Posts:
36
Registered:
12/3/04


Re: Better Mathematics Teachers
Posted:
Jul 22, 1995 8:46 PM


>Dear Colleagues,
stuff omitted
>I love mathematics. I love working out problems >that I find in the MAA journals, in Quantum, etc. >I find these stimulating exercises. What is >important, too, is that my students see that >I enjoy doing such. My modeling of my love >and appreciation of mathematics are essential >to generating such in my students. I suggest >all teachers, K whatever, need to also model >their love and appreciation of mathematics. > >That's my $.02. > > > >Cheers! > >Karen Dee
Now here is a post that really says a lot about qualifications for teachers. Years ago I took a math course at a local university. It was said the school had three great math professors. The first could give the most elegant and shortest proof of any theorem; the second could prove any theorem at least three different ways; the last could teach math in a way that anyone could understand it. At that time I thought of these attributes as either/or, but over the years I began to think they all had a place and a time.
The first two (IMHO) have to do with acquisition of knwledge and, I believe, experience; however, the last has much to do with technique (and psycholgy or empathy). BUT, amusingly, it has been my experience all pale before enthusiam. Students seem to be fascinated (at least at the junior high and high school) by who you are as a person. If you are enthusastic about math, it is hard for them to stay neutral. Time and time again returning students have remarked on my personal characteristics (yes, they also sometimes thank me for what they have learned :)). I sometimes feel that modeling my understanding and love of mathematics is more important than the specific knowledge imparted.
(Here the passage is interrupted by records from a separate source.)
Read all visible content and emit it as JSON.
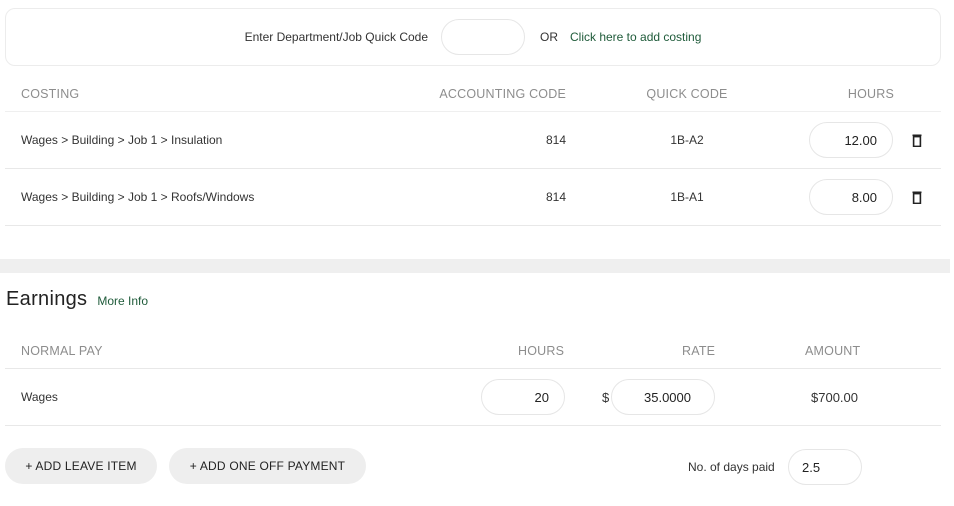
{
  "quick_code_bar": {
    "label": "Enter Department/Job Quick Code",
    "input_value": "",
    "or_text": "OR",
    "add_costing_link": "Click here to add costing"
  },
  "costing_table": {
    "headers": {
      "costing": "COSTING",
      "accounting_code": "ACCOUNTING CODE",
      "quick_code": "QUICK CODE",
      "hours": "HOURS"
    },
    "rows": [
      {
        "costing": "Wages > Building > Job 1 > Insulation",
        "accounting_code": "814",
        "quick_code": "1B-A2",
        "hours": "12.00",
        "delete_icon": "trash-icon"
      },
      {
        "costing": "Wages > Building > Job 1 > Roofs/Windows",
        "accounting_code": "814",
        "quick_code": "1B-A1",
        "hours": "8.00",
        "delete_icon": "trash-icon"
      }
    ]
  },
  "earnings": {
    "title": "Earnings",
    "more_info_link": "More Info",
    "headers": {
      "normal_pay": "NORMAL PAY",
      "hours": "HOURS",
      "rate": "RATE",
      "amount": "AMOUNT"
    },
    "rows": [
      {
        "name": "Wages",
        "hours": "20",
        "currency": "$",
        "rate": "35.0000",
        "amount": "$700.00"
      }
    ]
  },
  "actions": {
    "add_leave_item": "+ ADD LEAVE ITEM",
    "add_one_off_payment": "+ ADD ONE OFF PAYMENT"
  },
  "days_paid": {
    "label": "No. of days paid",
    "value": "2.5"
  },
  "colors": {
    "link": "#1f5b3a",
    "header_text": "#8d8d8d",
    "button_bg": "#eeeeee",
    "separator": "#efefef"
  }
}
To this end I invite local professional mathematicans to my class to 'share' with students, I require some written research into the lives and works of famous female and male mathematicans, and show a few videos featuring current expectional mathematics personalities.
Yes, I understand that there possibily is a portion of the population that will always hate math, think it of little use, and be bored by me. However, I have yet to teach such students (I have met people who I bore :)). If I can be positive, usually they are (one reason I like junior high). And I have taught 'hardcore' high school remedial thru 'gifted and talented'.
Perhaps a Masters in 'Sense of Humor', 'Patience', and 'Enthusiam' should be required for all mathematics educators.
Ed Wall